U.S. markets closed
  • S&P 500

    4,088.85
    +80.84 (+2.02%)
     
  • Dow 30

    32,654.59
    +431.17 (+1.34%)
     
  • Nasdaq

    11,984.52
    +321.73 (+2.76%)
     
  • Russell 2000

    1,840.30
    +56.87 (+3.19%)
     
  • Crude Oil

    112.26
    -1.94 (-1.70%)
     
  • Gold

    1,811.60
    -2.40 (-0.13%)
     
  • Silver

    21.60
    +0.05 (+0.25%)
     
  • EUR/USD

    1.0551
    +0.0112 (+1.08%)
     
  • 10-Yr Bond

    2.9680
    +0.0910 (+3.16%)
     
  • GBP/USD

    1.2486
    +0.0162 (+1.31%)
     
  • USD/JPY

    129.3810
    +0.3280 (+0.25%)
     
  • BTC-USD

    30,166.17
    +473.18 (+1.59%)
     
  • CMC Crypto 200

    677.49
    +434.81 (+179.17%)
     
  • FTSE 100

    7,518.35
    +53.55 (+0.72%)
     
  • Nikkei 225

    26,659.75
    +112.70 (+0.42%)
     

U.S. oil CEOs offer opposing views on crude output growth

  • Oops!
    Something went wrong.
    Please try again later.
  • Oops!
    Something went wrong.
    Please try again later.
  • Oops!
    Something went wrong.
    Please try again later.
·3 min read
In this article:
  • Oops!
    Something went wrong.
    Please try again later.
  • Oops!
    Something went wrong.
    Please try again later.
  • Oops!
    Something went wrong.
    Please try again later.

By Stephanie Kelly, Arathy Somasekhar and Sabrina Valle

HOUSTON (Reuters) -The chiefs of major U.S. oil companies Occidental Petroleum Corp and ConocoPhillips offered differing outlooks on the growth of U.S. oil output at a conference on Monday, as the industry rebounds from shutdowns during the first stage of the coronavirus pandemic.

Oil prices have surged to seven-year highs in the last several weeks, with international benchmark Brent crude hitting nearly $90 per barrel, bolstered by tight worldwide supply and resurgent global demand.

ConocoPhillips Chief Executive Officer Ryan Lance told an audience at the Argus Americas Crude Summit in Houston that he was bullish about markets as high oil prices "will persist for a while."

"What we're seeing is a call right now that there's more supply needed. That's why prices are where they are today," he said, adding that he expects U.S. output to grow by about 800,000 barrels per day (bpd) this year. Output is likely to eventually eclipse the record 13 million bpd reached in late 2019, he said.

Occidental Chief Executive Officer Vicki Hollub was more measured in her forecast, saying the United States would likely surpass 12 million bpd at some point - but fall short of that all-time record.

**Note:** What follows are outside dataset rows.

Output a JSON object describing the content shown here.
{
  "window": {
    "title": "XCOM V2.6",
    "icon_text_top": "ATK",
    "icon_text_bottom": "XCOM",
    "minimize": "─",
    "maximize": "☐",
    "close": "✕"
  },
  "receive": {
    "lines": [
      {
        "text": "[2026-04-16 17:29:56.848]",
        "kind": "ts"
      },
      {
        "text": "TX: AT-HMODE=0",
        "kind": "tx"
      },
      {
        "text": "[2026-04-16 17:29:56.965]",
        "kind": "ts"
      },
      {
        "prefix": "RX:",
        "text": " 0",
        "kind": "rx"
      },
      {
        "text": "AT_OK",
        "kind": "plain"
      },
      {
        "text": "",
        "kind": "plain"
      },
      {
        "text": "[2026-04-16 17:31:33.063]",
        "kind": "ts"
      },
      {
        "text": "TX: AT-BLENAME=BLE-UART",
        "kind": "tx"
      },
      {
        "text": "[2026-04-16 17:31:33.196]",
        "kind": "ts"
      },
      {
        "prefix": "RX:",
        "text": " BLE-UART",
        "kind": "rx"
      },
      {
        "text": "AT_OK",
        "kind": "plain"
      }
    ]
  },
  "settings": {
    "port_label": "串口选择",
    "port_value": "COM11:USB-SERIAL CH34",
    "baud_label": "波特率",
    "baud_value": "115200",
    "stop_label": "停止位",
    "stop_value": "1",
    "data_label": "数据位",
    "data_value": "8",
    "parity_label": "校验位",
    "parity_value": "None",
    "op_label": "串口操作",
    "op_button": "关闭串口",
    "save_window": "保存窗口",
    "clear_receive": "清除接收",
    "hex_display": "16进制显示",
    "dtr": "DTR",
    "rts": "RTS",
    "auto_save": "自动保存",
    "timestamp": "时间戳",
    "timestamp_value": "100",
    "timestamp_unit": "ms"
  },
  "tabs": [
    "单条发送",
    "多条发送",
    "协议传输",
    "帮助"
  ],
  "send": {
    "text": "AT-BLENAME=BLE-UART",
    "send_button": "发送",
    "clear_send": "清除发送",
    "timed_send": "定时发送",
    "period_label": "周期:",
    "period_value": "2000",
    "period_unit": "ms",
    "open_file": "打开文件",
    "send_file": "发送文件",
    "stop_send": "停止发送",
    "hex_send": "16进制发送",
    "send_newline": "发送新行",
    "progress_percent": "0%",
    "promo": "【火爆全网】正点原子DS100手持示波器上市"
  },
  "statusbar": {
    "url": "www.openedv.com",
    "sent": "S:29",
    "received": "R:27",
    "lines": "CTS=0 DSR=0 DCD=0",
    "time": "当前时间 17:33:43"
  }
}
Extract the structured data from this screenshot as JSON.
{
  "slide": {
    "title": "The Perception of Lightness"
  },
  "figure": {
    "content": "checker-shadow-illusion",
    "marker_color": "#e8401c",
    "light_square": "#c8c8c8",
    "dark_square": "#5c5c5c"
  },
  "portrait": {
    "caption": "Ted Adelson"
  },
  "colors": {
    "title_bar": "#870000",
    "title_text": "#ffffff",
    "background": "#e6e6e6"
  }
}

The U.S. Energy Information Administration (EIA) predicts annual crude production to average 11.8 million bpd this year and 12.4 million bpd in 2023. That average would be a full-year record, even though it is less than the monthly record of 12.97 million bpd set in November 2019.

Oil production in the Permian Basin, the country's top shale oil field, set a record in December and is expected to keep climbing through this month and next, according to EIA forecasts.

As crude prices rise, with $100 a barrel in sight, "the returns to the different basins start to make sense," said Ozzie Pagan, head of commodity financing Americas at Macquarie Group.

More growth could once again make U.S. shale a swing factor in production as the Organization of the Petroleum Exporting Countries and allies, known as OPEC+, have struggled in recent months to meet targets for higher production.

Tensions in Ukraine as Russia amassed troops near its borders, and unrest in Kazakhstan and Libya have all added to the supply concerns.

The world's top oilfield services companies in their quarterly results said they expect demand to keep rising. Schlumberger NV's chief executive, Olivier Le Peuch, said he expects an industry "supercycle" as demand is expected to exceed pre-pandemic levels before the end of the year.

Oil and gas producers are likely to step up spending on drilling new wells and boost output as oil prices rise.

"There will be more capex this year than last year," said Jason DeLorenzo, managing partner at EnCap Investments LP. "In addition to the fact that we're going to have a healthy price environment, we're also starting to see some cost inflation on the capex side."

Producers are expected to increase their budgets 13% this year from last year, according to brokerage Cowen & Co, which tracks capital expenditures.

(Reporting by Stephanie Kelly in New York, Sabrina Valle in Houston and Arathy Somasekhar in Bengaluru; Editing by Marguerita Choy, Matthew Lewis, Mark Porter and Bernard Orr)